→ **Work task**:
Give the records again. Keep them exact and leave out the images.

→ **Recorded information**:
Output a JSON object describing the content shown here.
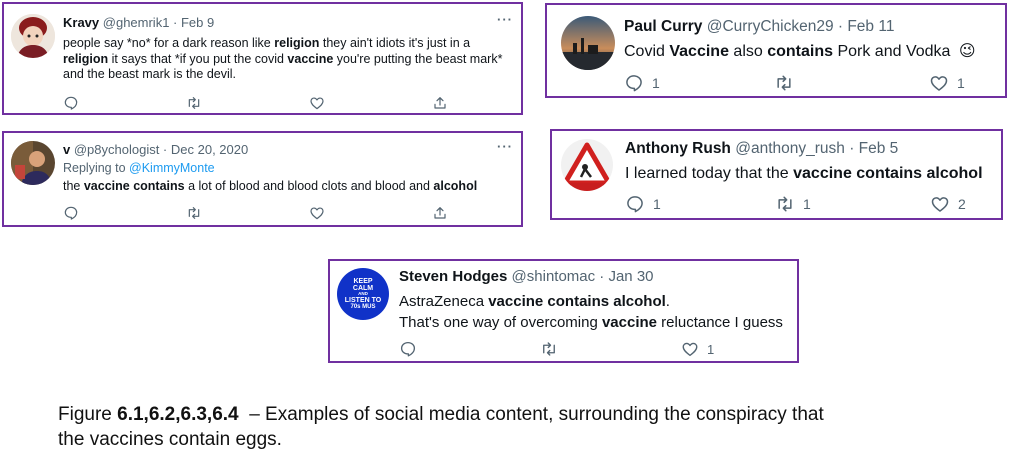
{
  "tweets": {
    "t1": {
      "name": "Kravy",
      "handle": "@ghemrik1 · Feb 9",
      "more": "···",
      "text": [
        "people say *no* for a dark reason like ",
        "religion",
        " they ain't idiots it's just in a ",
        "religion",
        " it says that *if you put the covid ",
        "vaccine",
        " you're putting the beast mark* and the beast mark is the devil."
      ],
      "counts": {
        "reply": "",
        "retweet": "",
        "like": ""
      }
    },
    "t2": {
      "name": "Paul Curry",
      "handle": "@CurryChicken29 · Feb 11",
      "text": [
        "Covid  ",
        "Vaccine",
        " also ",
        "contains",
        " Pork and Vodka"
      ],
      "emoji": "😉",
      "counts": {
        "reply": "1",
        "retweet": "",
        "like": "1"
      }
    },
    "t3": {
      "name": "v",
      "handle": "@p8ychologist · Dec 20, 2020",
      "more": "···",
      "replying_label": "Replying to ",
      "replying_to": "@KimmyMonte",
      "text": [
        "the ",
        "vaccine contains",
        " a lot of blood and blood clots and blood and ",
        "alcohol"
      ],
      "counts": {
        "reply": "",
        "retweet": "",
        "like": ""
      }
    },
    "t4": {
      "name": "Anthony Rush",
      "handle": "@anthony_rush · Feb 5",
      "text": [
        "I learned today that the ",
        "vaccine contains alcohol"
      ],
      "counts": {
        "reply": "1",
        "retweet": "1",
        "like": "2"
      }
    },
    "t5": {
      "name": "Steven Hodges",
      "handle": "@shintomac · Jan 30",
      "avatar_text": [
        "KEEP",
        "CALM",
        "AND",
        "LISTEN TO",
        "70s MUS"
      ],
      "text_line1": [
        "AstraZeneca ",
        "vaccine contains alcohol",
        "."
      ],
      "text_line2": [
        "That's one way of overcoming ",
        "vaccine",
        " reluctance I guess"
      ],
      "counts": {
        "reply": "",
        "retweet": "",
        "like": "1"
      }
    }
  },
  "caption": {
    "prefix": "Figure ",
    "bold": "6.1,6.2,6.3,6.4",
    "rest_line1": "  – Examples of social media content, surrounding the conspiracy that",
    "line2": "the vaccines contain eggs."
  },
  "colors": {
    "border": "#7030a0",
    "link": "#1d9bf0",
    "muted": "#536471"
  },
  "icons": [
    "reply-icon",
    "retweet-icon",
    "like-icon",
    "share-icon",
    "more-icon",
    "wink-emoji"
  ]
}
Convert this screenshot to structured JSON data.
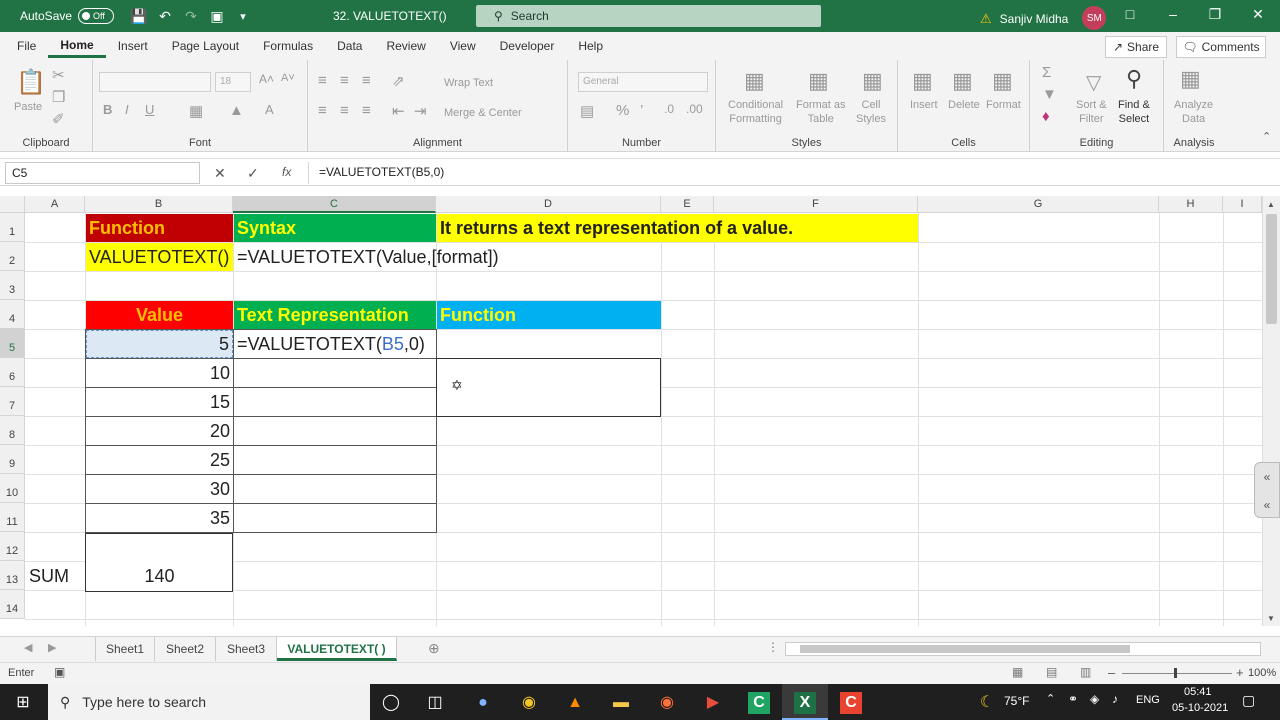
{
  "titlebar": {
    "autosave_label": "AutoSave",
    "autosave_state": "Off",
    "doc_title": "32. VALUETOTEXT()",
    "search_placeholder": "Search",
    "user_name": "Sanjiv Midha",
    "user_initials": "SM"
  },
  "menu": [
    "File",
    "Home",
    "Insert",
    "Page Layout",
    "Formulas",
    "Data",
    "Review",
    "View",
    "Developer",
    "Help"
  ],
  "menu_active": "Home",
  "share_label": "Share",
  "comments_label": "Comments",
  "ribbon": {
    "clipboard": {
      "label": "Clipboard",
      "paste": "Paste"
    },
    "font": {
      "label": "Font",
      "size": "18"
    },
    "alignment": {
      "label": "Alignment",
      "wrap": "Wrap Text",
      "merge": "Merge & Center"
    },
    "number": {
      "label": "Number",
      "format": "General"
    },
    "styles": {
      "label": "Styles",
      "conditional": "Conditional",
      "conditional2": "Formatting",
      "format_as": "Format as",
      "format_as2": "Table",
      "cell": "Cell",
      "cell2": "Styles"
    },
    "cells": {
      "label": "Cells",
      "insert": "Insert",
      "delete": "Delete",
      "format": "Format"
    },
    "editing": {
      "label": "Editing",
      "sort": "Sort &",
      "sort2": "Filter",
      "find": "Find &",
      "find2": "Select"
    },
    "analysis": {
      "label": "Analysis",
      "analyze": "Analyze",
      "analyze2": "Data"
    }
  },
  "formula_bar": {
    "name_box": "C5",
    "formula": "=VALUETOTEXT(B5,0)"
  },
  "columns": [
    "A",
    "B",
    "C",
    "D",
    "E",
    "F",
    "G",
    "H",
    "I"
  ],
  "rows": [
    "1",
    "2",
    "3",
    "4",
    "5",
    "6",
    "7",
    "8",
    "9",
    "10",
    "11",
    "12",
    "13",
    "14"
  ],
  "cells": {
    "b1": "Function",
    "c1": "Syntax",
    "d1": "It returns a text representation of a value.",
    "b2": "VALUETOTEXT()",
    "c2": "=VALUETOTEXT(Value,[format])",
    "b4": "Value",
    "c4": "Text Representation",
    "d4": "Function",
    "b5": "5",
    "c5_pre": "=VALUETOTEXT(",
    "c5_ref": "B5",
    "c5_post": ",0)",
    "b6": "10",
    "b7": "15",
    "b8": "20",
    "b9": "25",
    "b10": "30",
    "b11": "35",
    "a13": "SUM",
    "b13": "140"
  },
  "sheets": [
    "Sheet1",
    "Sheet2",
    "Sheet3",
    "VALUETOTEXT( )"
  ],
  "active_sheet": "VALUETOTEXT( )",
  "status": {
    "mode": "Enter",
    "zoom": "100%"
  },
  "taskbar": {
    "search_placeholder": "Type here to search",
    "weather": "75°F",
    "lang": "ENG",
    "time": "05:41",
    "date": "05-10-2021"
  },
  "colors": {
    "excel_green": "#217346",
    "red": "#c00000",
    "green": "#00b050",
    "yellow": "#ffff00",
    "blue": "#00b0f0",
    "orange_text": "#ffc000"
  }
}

→ **Reply**:
Output a JSON object describing the content shown here.
{
  "tweets": {
    "t1": {
      "name": "Kravy",
      "handle": "@ghemrik1 · Feb 9",
      "more": "···",
      "text": [
        "people say *no* for a dark reason like ",
        "religion",
        " they ain't idiots it's just in a ",
        "religion",
        " it says that *if you put the covid ",
        "vaccine",
        " you're putting the beast mark* and the beast mark is the devil."
      ],
      "counts": {
        "reply": "",
        "retweet": "",
        "like": ""
      }
    },
    "t2": {
      "name": "Paul Curry",
      "handle": "@CurryChicken29 · Feb 11",
      "text": [
        "Covid  ",
        "Vaccine",
        " also ",
        "contains",
        " Pork and Vodka"
      ],
      "emoji": "😉",
      "counts": {
        "reply": "1",
        "retweet": "",
        "like": "1"
      }
    },
    "t3": {
      "name": "v",
      "handle": "@p8ychologist · Dec 20, 2020",
      "more": "···",
      "replying_label": "Replying to ",
      "replying_to": "@KimmyMonte",
      "text": [
        "the ",
        "vaccine contains",
        " a lot of blood and blood clots and blood and ",
        "alcohol"
      ],
      "counts": {
        "reply": "",
        "retweet": "",
        "like": ""
      }
    },
    "t4": {
      "name": "Anthony Rush",
      "handle": "@anthony_rush · Feb 5",
      "text": [
        "I learned today that the ",
        "vaccine contains alcohol"
      ],
      "counts": {
        "reply": "1",
        "retweet": "1",
        "like": "2"
      }
    },
    "t5": {
      "name": "Steven Hodges",
      "handle": "@shintomac · Jan 30",
      "avatar_text": [
        "KEEP",
        "CALM",
        "AND",
        "LISTEN TO",
        "70s MUS"
      ],
      "text_line1": [
        "AstraZeneca ",
        "vaccine contains alcohol",
        "."
      ],
      "text_line2": [
        "That's one way of overcoming ",
        "vaccine",
        " reluctance I guess"
      ],
      "counts": {
        "reply": "",
        "retweet": "",
        "like": "1"
      }
    }
  },
  "caption": {
    "prefix": "Figure ",
    "bold": "6.1,6.2,6.3,6.4",
    "rest_line1": "  – Examples of social media content, surrounding the conspiracy that",
    "line2": "the vaccines contain eggs."
  },
  "colors": {
    "border": "#7030a0",
    "link": "#1d9bf0",
    "muted": "#536471"
  },
  "icons": [
    "reply-icon",
    "retweet-icon",
    "like-icon",
    "share-icon",
    "more-icon",
    "wink-emoji"
  ]
}
Convert this screenshot to structured JSON data.
{
  "titlebar": {
    "autosave_label": "AutoSave",
    "autosave_state": "Off",
    "doc_title": "32. VALUETOTEXT()",
    "search_placeholder": "Search",
    "user_name": "Sanjiv Midha",
    "user_initials": "SM"
  },
  "menu": [
    "File",
    "Home",
    "Insert",
    "Page Layout",
    "Formulas",
    "Data",
    "Review",
    "View",
    "Developer",
    "Help"
  ],
  "menu_active": "Home",
  "share_label": "Share",
  "comments_label": "Comments",
  "ribbon": {
    "clipboard": {
      "label": "Clipboard",
      "paste": "Paste"
    },
    "font": {
      "label": "Font",
      "size": "18"
    },
    "alignment": {
      "label": "Alignment",
      "wrap": "Wrap Text",
      "merge": "Merge & Center"
    },
    "number": {
      "label": "Number",
      "format": "General"
    },
    "styles": {
      "label": "Styles",
      "conditional": "Conditional",
      "conditional2": "Formatting",
      "format_as": "Format as",
      "format_as2": "Table",
      "cell": "Cell",
      "cell2": "Styles"
    },
    "cells": {
      "label": "Cells",
      "insert": "Insert",
      "delete": "Delete",
      "format": "Format"
    },
    "editing": {
      "label": "Editing",
      "sort": "Sort &",
      "sort2": "Filter",
      "find": "Find &",
      "find2": "Select"
    },
    "analysis": {
      "label": "Analysis",
      "analyze": "Analyze",
      "analyze2": "Data"
    }
  },
  "formula_bar": {
    "name_box": "C5",
    "formula": "=VALUETOTEXT(B5,0)"
  },
  "columns": [
    "A",
    "B",
    "C",
    "D",
    "E",
    "F",
    "G",
    "H",
    "I"
  ],
  "rows": [
    "1",
    "2",
    "3",
    "4",
    "5",
    "6",
    "7",
    "8",
    "9",
    "10",
    "11",
    "12",
    "13",
    "14"
  ],
  "cells": {
    "b1": "Function",
    "c1": "Syntax",
    "d1": "It returns a text representation of a value.",
    "b2": "VALUETOTEXT()",
    "c2": "=VALUETOTEXT(Value,[format])",
    "b4": "Value",
    "c4": "Text Representation",
    "d4": "Function",
    "b5": "5",
    "c5_pre": "=VALUETOTEXT(",
    "c5_ref": "B5",
    "c5_post": ",0)",
    "b6": "10",
    "b7": "15",
    "b8": "20",
    "b9": "25",
    "b10": "30",
    "b11": "35",
    "a13": "SUM",
    "b13": "140"
  },
  "sheets": [
    "Sheet1",
    "Sheet2",
    "Sheet3",
    "VALUETOTEXT( )"
  ],
  "active_sheet": "VALUETOTEXT( )",
  "status": {
    "mode": "Enter",
    "zoom": "100%"
  },
  "taskbar": {
    "search_placeholder": "Type here to search",
    "weather": "75°F",
    "lang": "ENG",
    "time": "05:41",
    "date": "05-10-2021"
  },
  "colors": {
    "excel_green": "#217346",
    "red": "#c00000",
    "green": "#00b050",
    "yellow": "#ffff00",
    "blue": "#00b0f0",
    "orange_text": "#ffc000"
  }
}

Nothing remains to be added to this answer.